Task details: If a line in the entries includes "data", show that line.

────

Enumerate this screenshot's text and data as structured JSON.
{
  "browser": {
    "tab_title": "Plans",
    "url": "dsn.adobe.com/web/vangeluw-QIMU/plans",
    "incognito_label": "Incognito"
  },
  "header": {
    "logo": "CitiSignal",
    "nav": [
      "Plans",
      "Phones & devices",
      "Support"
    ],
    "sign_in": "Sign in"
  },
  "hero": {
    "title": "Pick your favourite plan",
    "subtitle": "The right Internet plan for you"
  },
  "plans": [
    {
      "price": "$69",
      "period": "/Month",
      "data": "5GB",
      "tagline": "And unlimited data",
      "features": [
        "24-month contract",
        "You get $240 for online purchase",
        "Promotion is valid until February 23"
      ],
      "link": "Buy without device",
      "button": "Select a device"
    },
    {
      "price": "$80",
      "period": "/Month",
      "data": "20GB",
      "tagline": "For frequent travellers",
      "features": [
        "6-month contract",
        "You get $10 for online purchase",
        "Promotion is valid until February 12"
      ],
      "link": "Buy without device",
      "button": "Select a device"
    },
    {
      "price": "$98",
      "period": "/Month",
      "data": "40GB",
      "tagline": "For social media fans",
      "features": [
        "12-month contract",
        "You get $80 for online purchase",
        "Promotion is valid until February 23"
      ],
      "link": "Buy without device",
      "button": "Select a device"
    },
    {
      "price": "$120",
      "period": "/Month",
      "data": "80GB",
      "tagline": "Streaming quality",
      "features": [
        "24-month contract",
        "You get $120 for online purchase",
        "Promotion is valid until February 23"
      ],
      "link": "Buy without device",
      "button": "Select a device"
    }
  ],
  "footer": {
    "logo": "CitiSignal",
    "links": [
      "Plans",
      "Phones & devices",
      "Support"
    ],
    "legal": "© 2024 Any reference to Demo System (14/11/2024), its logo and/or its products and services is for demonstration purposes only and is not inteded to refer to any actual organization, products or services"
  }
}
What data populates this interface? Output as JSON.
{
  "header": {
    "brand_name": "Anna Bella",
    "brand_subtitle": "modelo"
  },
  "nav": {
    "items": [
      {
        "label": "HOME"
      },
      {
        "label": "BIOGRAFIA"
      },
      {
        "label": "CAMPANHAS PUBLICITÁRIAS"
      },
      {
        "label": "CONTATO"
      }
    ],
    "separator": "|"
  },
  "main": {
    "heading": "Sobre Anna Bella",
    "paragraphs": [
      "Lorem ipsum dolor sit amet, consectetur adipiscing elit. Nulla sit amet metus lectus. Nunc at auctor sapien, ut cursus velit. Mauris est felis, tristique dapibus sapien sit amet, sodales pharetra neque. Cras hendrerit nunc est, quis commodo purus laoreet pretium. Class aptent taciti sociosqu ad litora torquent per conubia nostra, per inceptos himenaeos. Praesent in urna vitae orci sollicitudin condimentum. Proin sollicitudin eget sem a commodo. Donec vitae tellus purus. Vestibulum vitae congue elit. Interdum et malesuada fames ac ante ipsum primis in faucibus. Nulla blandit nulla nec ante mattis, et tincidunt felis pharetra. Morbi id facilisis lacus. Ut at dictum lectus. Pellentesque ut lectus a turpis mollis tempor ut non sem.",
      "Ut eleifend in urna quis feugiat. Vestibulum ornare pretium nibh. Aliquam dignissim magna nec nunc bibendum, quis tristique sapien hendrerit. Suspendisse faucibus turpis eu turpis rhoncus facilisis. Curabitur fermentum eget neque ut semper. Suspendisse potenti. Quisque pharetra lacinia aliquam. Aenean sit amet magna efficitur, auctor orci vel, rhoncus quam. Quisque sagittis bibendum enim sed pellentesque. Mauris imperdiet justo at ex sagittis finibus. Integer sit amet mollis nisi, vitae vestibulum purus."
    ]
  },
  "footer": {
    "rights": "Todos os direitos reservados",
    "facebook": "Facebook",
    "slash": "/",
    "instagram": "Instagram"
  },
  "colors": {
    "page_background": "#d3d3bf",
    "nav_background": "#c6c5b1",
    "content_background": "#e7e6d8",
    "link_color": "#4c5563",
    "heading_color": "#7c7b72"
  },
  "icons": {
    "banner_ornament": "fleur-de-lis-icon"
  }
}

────

Reply:
Enumerate this screenshot's text and data as structured JSON.
      "data": "5GB",
      "tagline": "And unlimited data",
      "data": "20GB",
      "data": "40GB",
      "data": "80GB",
What data populates this interface? Output as JSON.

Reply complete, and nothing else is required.